** Opening SUPPLIED RECORDS block **

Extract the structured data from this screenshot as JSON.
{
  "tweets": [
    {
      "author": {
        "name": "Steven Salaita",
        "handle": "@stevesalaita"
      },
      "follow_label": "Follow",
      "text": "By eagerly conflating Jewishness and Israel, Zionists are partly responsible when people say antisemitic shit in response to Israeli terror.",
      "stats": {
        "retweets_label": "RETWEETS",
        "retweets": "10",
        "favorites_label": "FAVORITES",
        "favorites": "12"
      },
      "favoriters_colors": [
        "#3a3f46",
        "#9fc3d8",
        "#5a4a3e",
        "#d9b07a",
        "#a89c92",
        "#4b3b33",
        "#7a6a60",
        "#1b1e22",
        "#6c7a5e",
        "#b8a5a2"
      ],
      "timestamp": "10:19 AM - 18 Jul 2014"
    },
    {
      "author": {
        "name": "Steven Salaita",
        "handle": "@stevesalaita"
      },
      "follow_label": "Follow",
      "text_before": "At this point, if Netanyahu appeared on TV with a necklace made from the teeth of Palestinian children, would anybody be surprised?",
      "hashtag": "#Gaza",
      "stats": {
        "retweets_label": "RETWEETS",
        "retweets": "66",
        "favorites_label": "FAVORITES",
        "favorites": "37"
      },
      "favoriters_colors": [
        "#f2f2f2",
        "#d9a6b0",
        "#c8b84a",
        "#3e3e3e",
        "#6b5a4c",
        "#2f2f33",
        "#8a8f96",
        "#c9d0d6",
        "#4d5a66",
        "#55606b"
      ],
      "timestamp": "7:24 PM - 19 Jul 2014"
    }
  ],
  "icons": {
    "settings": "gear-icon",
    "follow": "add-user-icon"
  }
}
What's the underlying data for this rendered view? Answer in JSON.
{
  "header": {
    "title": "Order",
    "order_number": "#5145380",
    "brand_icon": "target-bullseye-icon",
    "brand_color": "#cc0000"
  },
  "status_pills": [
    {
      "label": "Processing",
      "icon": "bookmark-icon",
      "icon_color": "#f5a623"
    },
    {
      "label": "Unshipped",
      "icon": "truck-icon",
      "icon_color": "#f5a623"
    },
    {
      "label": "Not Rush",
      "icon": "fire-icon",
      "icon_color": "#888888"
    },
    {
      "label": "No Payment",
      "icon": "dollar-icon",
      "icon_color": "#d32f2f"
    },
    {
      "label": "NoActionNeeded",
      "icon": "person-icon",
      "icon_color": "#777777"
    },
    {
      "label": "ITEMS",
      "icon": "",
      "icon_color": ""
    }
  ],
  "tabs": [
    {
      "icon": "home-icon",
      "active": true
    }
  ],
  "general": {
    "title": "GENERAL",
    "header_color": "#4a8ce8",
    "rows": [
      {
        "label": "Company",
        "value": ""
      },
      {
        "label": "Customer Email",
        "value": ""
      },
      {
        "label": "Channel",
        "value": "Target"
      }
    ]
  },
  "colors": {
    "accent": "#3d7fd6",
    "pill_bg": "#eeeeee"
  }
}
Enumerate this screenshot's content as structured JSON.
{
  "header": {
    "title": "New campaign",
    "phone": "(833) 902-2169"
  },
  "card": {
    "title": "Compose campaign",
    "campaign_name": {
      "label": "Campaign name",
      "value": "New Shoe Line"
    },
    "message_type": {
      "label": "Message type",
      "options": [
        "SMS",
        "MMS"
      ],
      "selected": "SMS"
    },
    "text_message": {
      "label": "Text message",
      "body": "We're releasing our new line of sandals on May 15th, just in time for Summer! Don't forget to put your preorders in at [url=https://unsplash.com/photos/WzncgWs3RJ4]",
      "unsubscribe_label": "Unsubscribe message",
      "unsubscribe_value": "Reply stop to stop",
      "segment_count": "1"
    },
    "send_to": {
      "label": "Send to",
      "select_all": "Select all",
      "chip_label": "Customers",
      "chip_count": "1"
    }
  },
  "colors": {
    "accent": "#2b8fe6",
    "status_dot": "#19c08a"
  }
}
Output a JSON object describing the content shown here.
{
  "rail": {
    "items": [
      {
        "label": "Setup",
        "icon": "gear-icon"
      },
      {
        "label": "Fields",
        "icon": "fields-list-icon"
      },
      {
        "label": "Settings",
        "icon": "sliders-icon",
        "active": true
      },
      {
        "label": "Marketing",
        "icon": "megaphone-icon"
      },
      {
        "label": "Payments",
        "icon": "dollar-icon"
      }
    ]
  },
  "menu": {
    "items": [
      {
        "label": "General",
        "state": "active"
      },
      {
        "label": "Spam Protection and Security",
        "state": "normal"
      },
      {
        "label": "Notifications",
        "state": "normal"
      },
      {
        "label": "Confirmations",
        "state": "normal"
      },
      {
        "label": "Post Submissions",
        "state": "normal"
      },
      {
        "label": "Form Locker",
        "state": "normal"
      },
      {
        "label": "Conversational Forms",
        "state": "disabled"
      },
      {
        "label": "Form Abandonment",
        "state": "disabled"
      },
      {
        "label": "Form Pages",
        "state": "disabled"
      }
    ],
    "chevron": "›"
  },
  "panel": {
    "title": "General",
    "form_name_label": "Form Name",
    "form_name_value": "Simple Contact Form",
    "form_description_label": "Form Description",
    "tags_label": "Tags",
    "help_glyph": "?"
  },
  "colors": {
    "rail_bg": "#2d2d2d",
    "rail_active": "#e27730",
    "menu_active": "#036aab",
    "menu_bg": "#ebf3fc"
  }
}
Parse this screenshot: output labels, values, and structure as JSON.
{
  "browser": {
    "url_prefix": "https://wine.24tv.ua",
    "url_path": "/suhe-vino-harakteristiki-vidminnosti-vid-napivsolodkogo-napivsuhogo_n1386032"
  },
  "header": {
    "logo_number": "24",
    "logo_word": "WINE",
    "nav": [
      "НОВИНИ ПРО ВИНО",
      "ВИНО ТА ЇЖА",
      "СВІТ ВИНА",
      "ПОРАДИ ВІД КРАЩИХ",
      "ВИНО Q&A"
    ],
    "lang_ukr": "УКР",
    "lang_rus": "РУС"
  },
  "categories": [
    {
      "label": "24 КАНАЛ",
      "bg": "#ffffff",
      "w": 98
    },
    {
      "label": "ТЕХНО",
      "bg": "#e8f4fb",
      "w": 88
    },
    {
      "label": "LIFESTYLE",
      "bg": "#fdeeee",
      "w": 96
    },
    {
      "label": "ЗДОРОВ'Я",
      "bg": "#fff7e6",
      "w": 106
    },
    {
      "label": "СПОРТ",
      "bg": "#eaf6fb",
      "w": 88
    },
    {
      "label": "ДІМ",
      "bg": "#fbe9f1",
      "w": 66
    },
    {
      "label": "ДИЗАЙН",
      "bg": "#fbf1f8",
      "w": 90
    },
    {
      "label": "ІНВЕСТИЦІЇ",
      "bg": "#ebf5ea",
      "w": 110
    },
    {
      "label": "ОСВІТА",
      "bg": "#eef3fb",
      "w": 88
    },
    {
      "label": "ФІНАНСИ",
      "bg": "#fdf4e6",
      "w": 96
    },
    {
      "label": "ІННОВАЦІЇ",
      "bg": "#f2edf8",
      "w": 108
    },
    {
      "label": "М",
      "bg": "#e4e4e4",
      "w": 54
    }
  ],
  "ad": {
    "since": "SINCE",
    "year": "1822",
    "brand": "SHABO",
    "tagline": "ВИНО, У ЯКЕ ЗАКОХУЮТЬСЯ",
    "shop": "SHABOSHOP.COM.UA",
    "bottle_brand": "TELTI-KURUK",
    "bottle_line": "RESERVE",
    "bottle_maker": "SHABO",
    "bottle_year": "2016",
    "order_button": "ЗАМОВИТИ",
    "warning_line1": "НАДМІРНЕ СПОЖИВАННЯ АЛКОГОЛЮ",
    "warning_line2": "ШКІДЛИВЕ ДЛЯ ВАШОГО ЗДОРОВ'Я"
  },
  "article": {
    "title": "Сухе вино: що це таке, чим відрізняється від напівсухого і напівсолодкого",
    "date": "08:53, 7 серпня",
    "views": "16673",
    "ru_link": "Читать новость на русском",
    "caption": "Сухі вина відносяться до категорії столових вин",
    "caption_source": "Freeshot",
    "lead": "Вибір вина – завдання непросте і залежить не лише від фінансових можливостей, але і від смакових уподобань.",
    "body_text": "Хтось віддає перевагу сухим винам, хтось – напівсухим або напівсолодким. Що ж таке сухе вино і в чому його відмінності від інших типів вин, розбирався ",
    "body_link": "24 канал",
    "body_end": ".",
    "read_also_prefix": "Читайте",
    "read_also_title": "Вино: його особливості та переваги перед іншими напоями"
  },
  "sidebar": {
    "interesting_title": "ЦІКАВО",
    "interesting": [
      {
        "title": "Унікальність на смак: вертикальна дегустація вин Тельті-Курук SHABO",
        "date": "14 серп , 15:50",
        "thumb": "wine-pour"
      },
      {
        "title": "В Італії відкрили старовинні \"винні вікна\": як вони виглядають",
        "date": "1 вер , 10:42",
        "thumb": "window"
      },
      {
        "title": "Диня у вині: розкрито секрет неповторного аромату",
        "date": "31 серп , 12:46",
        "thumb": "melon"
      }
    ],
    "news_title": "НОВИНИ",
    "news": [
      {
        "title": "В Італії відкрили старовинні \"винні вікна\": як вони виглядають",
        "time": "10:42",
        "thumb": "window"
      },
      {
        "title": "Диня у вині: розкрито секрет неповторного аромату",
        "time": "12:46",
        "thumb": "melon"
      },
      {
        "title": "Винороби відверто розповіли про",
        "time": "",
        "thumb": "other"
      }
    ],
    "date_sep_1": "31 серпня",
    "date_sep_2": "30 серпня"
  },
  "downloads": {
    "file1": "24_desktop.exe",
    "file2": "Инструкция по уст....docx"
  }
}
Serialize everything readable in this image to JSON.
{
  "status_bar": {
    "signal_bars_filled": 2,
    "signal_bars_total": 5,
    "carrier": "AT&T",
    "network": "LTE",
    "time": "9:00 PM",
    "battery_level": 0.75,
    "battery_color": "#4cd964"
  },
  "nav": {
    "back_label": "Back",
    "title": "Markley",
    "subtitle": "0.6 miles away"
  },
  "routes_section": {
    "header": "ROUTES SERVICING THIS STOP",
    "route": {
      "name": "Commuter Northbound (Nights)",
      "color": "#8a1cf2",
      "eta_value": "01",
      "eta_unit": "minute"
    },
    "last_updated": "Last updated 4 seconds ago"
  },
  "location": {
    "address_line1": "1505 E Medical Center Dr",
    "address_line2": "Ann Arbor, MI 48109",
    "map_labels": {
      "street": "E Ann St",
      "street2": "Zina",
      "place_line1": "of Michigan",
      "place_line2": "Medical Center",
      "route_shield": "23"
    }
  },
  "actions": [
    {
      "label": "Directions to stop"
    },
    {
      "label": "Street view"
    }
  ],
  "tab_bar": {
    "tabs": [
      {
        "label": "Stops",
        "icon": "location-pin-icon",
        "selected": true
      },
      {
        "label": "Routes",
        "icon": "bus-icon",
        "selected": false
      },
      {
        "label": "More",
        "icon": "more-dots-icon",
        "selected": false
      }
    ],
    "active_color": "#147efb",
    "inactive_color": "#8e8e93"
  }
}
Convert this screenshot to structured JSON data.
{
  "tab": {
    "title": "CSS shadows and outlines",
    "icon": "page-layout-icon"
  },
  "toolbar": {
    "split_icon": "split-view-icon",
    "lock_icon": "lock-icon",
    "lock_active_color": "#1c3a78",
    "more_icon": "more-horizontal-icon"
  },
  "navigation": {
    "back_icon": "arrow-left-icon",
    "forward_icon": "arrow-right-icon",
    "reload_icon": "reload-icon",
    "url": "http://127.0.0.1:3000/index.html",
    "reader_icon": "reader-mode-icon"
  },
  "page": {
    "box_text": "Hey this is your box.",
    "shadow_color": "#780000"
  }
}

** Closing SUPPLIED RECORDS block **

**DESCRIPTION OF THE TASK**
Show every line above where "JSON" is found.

**RESPONSE TO THE TASK**
Extract the structured data from this screenshot as JSON.
What's the underlying data for this rendered view? Answer in JSON.
Enumerate this screenshot's content as structured JSON.
Output a JSON object describing the content shown here.
Parse this screenshot: output labels, values, and structure as JSON.
Serialize everything readable in this image to JSON.
Convert this screenshot to structured JSON data.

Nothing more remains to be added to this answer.